The leader turned to the soldier and asked, ‘ Havaldarji, what is your final wish? ‘Kick me,’ said the soldier. So the leader kicked him. The soldier rolled to his knees, pulled a hidden pistol from inside his vest and shot the leader dead. He emptied his sidearm on the shocked terrorists and with an AK-47, from an already dead terrorist, sprayed the rest. In a flash all of them were dead. The HR NGO worker and the journalist asked him, ‘Why didn’t you just shoot them all in the first place? Why did you ask him to kick you?’ ‘Because’ replied the soldier, ‘if I had shot first, you two would have reported that I was the aggressor and the root cause of all the blood shedding in Kashmir! Now you know why the army needs AFSPA. Go tell this to the world.’


Cellphone Woes

Mobile phone is like the ultimate fashion accessories these days. We change phones not because the old one is damaged/lost but because we no

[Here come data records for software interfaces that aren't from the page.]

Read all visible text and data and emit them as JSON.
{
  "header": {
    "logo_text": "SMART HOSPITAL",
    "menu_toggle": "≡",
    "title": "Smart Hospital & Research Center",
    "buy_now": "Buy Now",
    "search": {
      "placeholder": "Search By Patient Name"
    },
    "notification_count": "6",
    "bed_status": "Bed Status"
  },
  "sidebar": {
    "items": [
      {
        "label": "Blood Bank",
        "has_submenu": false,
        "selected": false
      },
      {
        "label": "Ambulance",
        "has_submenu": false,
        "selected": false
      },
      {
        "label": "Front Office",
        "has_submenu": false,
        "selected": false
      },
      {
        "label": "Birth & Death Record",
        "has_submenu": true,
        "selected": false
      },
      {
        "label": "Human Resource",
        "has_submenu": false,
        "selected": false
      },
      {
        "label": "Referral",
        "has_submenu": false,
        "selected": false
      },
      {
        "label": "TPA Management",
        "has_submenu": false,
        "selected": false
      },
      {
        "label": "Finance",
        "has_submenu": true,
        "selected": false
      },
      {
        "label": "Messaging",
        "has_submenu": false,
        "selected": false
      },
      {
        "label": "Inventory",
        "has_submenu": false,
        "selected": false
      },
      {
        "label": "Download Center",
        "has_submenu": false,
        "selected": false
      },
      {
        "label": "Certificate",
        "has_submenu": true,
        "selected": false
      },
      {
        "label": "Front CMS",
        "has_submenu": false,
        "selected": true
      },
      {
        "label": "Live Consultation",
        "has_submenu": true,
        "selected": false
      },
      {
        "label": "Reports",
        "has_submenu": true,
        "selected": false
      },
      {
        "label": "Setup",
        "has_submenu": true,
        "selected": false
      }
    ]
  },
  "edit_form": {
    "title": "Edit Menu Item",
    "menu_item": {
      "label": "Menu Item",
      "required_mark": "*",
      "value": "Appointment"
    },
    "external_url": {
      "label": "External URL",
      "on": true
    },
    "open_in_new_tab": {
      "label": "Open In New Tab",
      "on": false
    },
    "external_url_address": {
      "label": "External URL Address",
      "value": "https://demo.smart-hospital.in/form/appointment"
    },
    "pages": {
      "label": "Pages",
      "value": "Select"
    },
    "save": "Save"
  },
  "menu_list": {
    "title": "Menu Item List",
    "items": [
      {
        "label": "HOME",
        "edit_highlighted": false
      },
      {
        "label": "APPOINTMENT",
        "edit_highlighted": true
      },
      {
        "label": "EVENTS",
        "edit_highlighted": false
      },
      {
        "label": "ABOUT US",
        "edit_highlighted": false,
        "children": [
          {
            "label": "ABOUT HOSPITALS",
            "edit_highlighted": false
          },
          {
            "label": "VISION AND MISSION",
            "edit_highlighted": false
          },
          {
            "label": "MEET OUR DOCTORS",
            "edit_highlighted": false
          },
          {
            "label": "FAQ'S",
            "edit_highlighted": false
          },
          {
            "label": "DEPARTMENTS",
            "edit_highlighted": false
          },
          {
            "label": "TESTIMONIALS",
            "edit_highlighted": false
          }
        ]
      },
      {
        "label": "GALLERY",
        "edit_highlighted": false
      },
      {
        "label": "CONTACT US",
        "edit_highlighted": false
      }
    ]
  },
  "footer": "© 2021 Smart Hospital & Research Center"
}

A year ago one of my female colleagues was really delighted by Micromax Bling. She loved its square shape, the fact that it had a square screen with 2 crystal buttons with a mirror. She felt that it was like a nose powder box and was the latest fashion accessory that should be added to her purse. She actually bought one and was quite happy with it. Her only dissatisfaction was that “The phone is not pricy enough. I would have loved it even more if it was 5,000/- more expensive.”
Similarly for my mother, less is more. All she is looking for a phone with a good battery life, strong reception during her travel, few buttons and big font size in the display (so that she can function even without her glasses). She does not want a smart phone. It’s not that she is averse to technology; she just associates a phone with telephonic conversations. Any why shouldn’t she STD rates in India are as low as 20-50p (6,000 paisa = 1 USD). Plus you don’t have to pay any monthly commitment/subscription fee.
She does not want a touch screen: because she would rather use an application over the laptop then over a tiny weenie screen. Also her ear-rings (in spite of the proximity sensors etc.) have a tendency of muting her conversation (or a similar mischief). She would rather use an application over a laptop where everything is clearly visible than over a phone.
A business phone (like blackberry) is counterproductive because the key size is too small without the glasses.
Till recently she had a simple nokia phone with a standard 12+3 button format and a color screen. However now she does not want it because her maid has a similar phone.
I am sure there is a huge market for expensive phones with easy to use features.